“My son was never very aware of his surroundings before; he never reached for things or moved his hands in a purposeful way,” said Cindy Murray, mother of a 20-year-old who lives at the Massachusetts
and attends the school. Pediatric Center
“Then I saw how he reacted to it!” The iPad captivates him, Cindy said.
“I’m there every day. I was in tears for the first few months. I could not believe it. When the teachers even mention the iPad, he anticipates that it is coming and reaches for it.”
The association gave 16 iPad tablet computers to individuals and departments that work with students, according to Linda White, school director. “All students have responded well to the iPads and the gains they have made are big steps forward in their ability to communicate and interact with others.”
Kim Nickerson, instructor in the adult (over 22) services, said even individuals with highly contracted hands can use the iPad because it can be programmed to adjust to the owner’s touch. The possibilities seem so limitless, the staff organized a weekly iPad group to share exciting ways to use the tablet.
Unexpectedly, the iPads also help families stay involved with their kids. Cindy Murray downloads music and stories to share with her son; other parents use Facetime video calling to stay in touch.
Grace Lawson, who headed up the parent association for 20 years, recommended the iPad purchase after seeing a video on how it helped boy with autism.
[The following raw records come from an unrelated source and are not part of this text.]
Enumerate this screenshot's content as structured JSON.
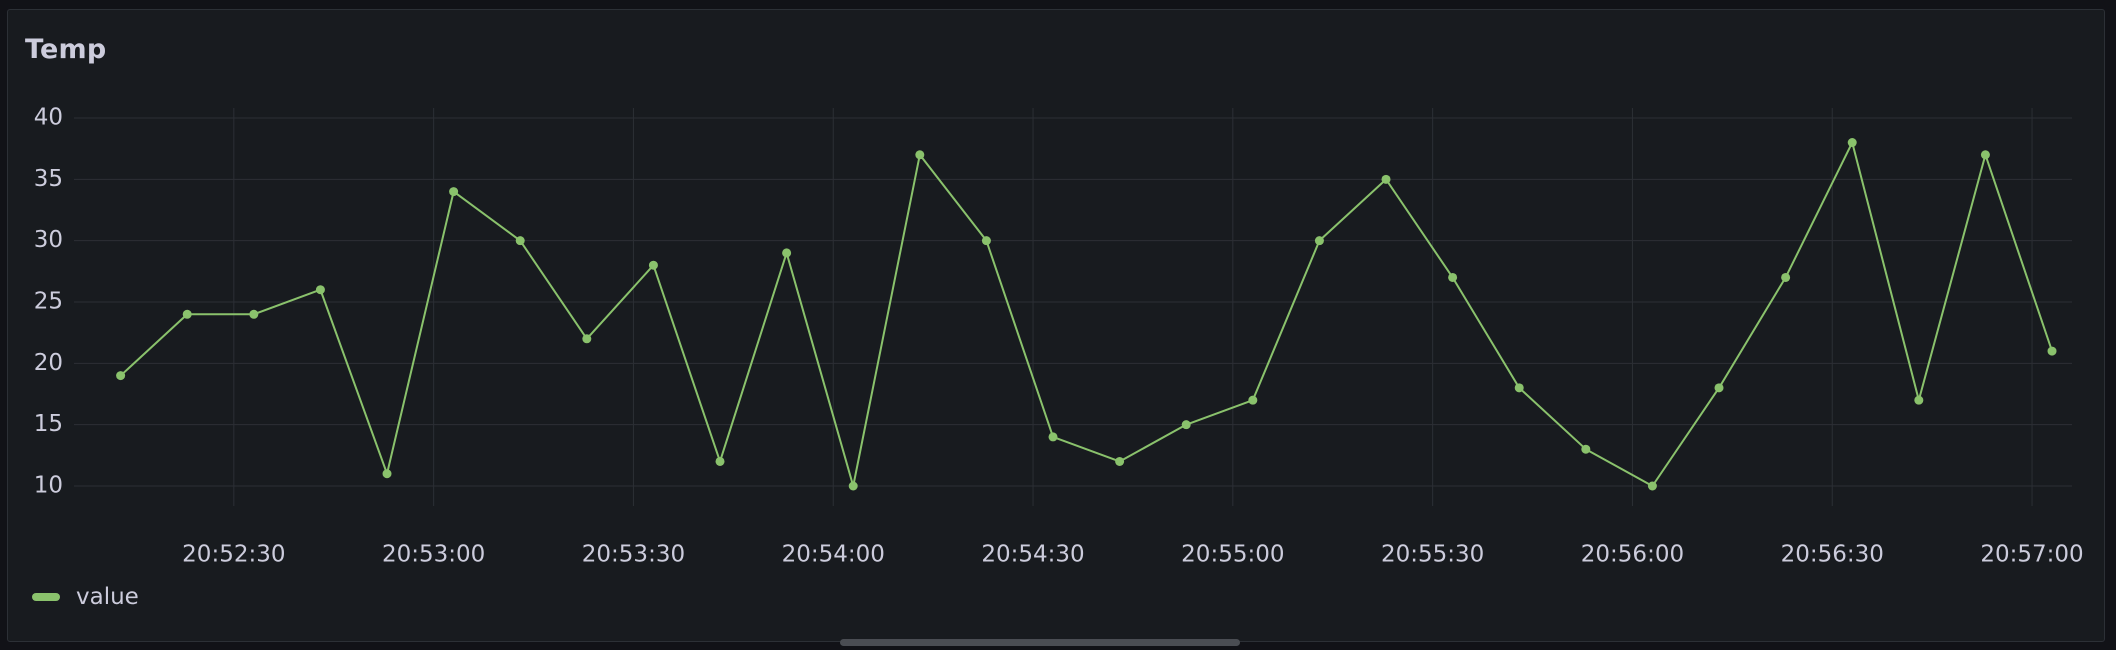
{
  "panel": {
    "title": "Temp"
  },
  "colors": {
    "series": "#8ac26c",
    "grid": "#2c2f35",
    "text": "#ccccdc",
    "background": "#181b1f"
  },
  "chart_data": {
    "type": "line",
    "title": "Temp",
    "xlabel": "",
    "ylabel": "",
    "ylim": [
      10,
      40
    ],
    "xlim": [
      "20:52:06",
      "20:57:06"
    ],
    "y_ticks": [
      10,
      15,
      20,
      25,
      30,
      35,
      40
    ],
    "x_ticks": [
      "20:52:30",
      "20:53:00",
      "20:53:30",
      "20:54:00",
      "20:54:30",
      "20:55:00",
      "20:55:30",
      "20:56:00",
      "20:56:30",
      "20:57:00"
    ],
    "grid": true,
    "legend_position": "bottom-left",
    "series": [
      {
        "name": "value",
        "x": [
          "20:52:13",
          "20:52:23",
          "20:52:33",
          "20:52:43",
          "20:52:53",
          "20:53:03",
          "20:53:13",
          "20:53:23",
          "20:53:33",
          "20:53:43",
          "20:53:53",
          "20:54:03",
          "20:54:13",
          "20:54:23",
          "20:54:33",
          "20:54:43",
          "20:54:53",
          "20:55:03",
          "20:55:13",
          "20:55:23",
          "20:55:33",
          "20:55:43",
          "20:55:53",
          "20:56:03",
          "20:56:13",
          "20:56:23",
          "20:56:33",
          "20:56:43",
          "20:56:53",
          "20:57:03"
        ],
        "values": [
          19,
          24,
          24,
          26,
          11,
          34,
          30,
          22,
          28,
          12,
          29,
          10,
          37,
          30,
          14,
          12,
          15,
          17,
          30,
          35,
          27,
          18,
          13,
          10,
          18,
          27,
          38,
          17,
          37,
          21
        ]
      }
    ]
  }
}
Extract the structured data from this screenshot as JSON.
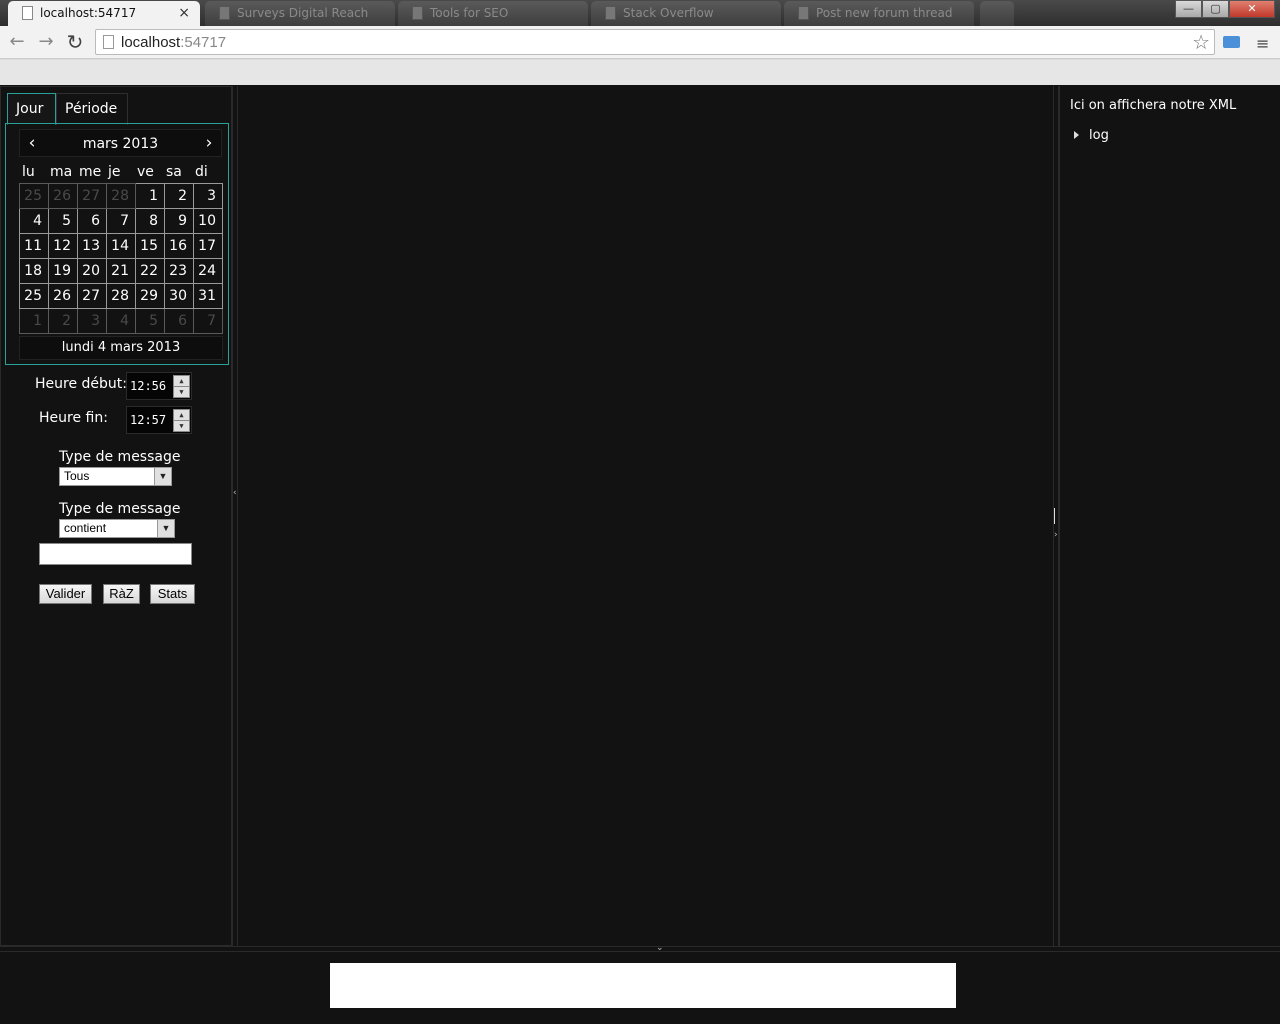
{
  "browser": {
    "tabs": [
      {
        "title": "localhost:54717",
        "active": true
      },
      {
        "title": "Surveys Digital Reach",
        "active": false
      },
      {
        "title": "Tools for SEO",
        "active": false
      },
      {
        "title": "Stack Overflow",
        "active": false
      },
      {
        "title": "Post new forum thread",
        "active": false
      }
    ],
    "tab_close": "×",
    "win_minimize": "—",
    "win_maximize": "▢",
    "win_close": "✕",
    "url_host": "localhost",
    "url_port": ":54717",
    "nav_back": "←",
    "nav_forward": "→",
    "nav_reload": "↻",
    "star": "☆",
    "menu": "≡"
  },
  "left": {
    "tab_jour": "Jour",
    "tab_periode": "Période",
    "calendar": {
      "prev": "‹",
      "next": "›",
      "title": "mars 2013",
      "dow": [
        "lu",
        "ma",
        "me",
        "je",
        "ve",
        "sa",
        "di"
      ],
      "weeks": [
        [
          {
            "d": "25",
            "o": true
          },
          {
            "d": "26",
            "o": true
          },
          {
            "d": "27",
            "o": true
          },
          {
            "d": "28",
            "o": true
          },
          {
            "d": "1",
            "o": false
          },
          {
            "d": "2",
            "o": false
          },
          {
            "d": "3",
            "o": false
          }
        ],
        [
          {
            "d": "4",
            "o": false
          },
          {
            "d": "5",
            "o": false
          },
          {
            "d": "6",
            "o": false
          },
          {
            "d": "7",
            "o": false
          },
          {
            "d": "8",
            "o": false
          },
          {
            "d": "9",
            "o": false
          },
          {
            "d": "10",
            "o": false
          }
        ],
        [
          {
            "d": "11",
            "o": false
          },
          {
            "d": "12",
            "o": false
          },
          {
            "d": "13",
            "o": false
          },
          {
            "d": "14",
            "o": false
          },
          {
            "d": "15",
            "o": false
          },
          {
            "d": "16",
            "o": false
          },
          {
            "d": "17",
            "o": false
          }
        ],
        [
          {
            "d": "18",
            "o": false
          },
          {
            "d": "19",
            "o": false
          },
          {
            "d": "20",
            "o": false
          },
          {
            "d": "21",
            "o": false
          },
          {
            "d": "22",
            "o": false
          },
          {
            "d": "23",
            "o": false
          },
          {
            "d": "24",
            "o": false
          }
        ],
        [
          {
            "d": "25",
            "o": false
          },
          {
            "d": "26",
            "o": false
          },
          {
            "d": "27",
            "o": false
          },
          {
            "d": "28",
            "o": false
          },
          {
            "d": "29",
            "o": false
          },
          {
            "d": "30",
            "o": false
          },
          {
            "d": "31",
            "o": false
          }
        ],
        [
          {
            "d": "1",
            "o": true
          },
          {
            "d": "2",
            "o": true
          },
          {
            "d": "3",
            "o": true
          },
          {
            "d": "4",
            "o": true
          },
          {
            "d": "5",
            "o": true
          },
          {
            "d": "6",
            "o": true
          },
          {
            "d": "7",
            "o": true
          }
        ]
      ],
      "footer": "lundi 4 mars 2013"
    },
    "heure_debut_label": "Heure début:",
    "heure_debut_value": "12:56",
    "heure_fin_label": "Heure fin:",
    "heure_fin_value": "12:57",
    "type1_label": "Type de message",
    "type1_value": "Tous",
    "type2_label": "Type de message",
    "type2_value": "contient",
    "search_value": "",
    "btn_valider": "Valider",
    "btn_raz": "RàZ",
    "btn_stats": "Stats"
  },
  "right": {
    "title": "Ici on affichera notre XML",
    "tree_node": "log"
  },
  "colors": {
    "background": "#121212",
    "accent": "#2aa198"
  }
}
For more information about Plymouth RHCC or the
visit www.plymouthrhcc.com. Athena